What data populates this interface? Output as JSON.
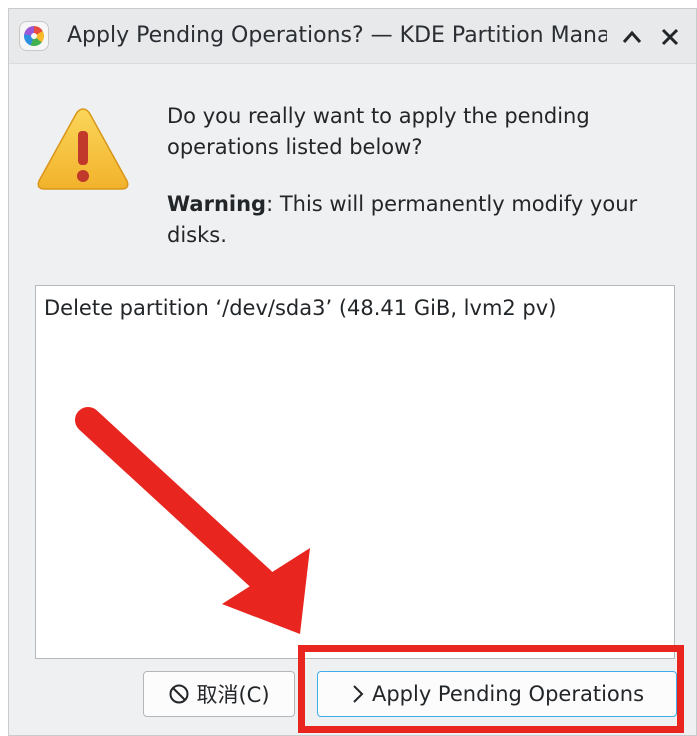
{
  "window": {
    "title": "Apply Pending Operations? — KDE Partition Manage",
    "up_glyph": "⌃",
    "close_glyph": "✕"
  },
  "dialog": {
    "question": "Do you really want to apply the pending operations listed below?",
    "warning_label": "Warning",
    "warning_message": ": This will permanently modify your disks."
  },
  "operations": [
    "Delete partition ‘/dev/sda3’ (48.41 GiB, lvm2 pv)"
  ],
  "buttons": {
    "cancel_label": "取消(C)",
    "apply_label": "Apply Pending Operations"
  },
  "icons": {
    "app": "partition-manager-icon",
    "warning": "warning-icon",
    "cancel": "cancel-icon",
    "apply": "chevron-right-icon"
  },
  "colors": {
    "annotation": "#e8261f",
    "focus": "#3daee9",
    "warning_fill": "#f7c23b"
  }
}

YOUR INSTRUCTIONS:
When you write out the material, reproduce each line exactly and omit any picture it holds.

ANSWER:
What data populates this interface? Output as JSON.
{
  "window": {
    "title": "Apply Pending Operations? — KDE Partition Manage",
    "up_glyph": "⌃",
    "close_glyph": "✕"
  },
  "dialog": {
    "question": "Do you really want to apply the pending operations listed below?",
    "warning_label": "Warning",
    "warning_message": ": This will permanently modify your disks."
  },
  "operations": [
    "Delete partition ‘/dev/sda3’ (48.41 GiB, lvm2 pv)"
  ],
  "buttons": {
    "cancel_label": "取消(C)",
    "apply_label": "Apply Pending Operations"
  },
  "icons": {
    "app": "partition-manager-icon",
    "warning": "warning-icon",
    "cancel": "cancel-icon",
    "apply": "chevron-right-icon"
  },
  "colors": {
    "annotation": "#e8261f",
    "focus": "#3daee9",
    "warning_fill": "#f7c23b"
  }
}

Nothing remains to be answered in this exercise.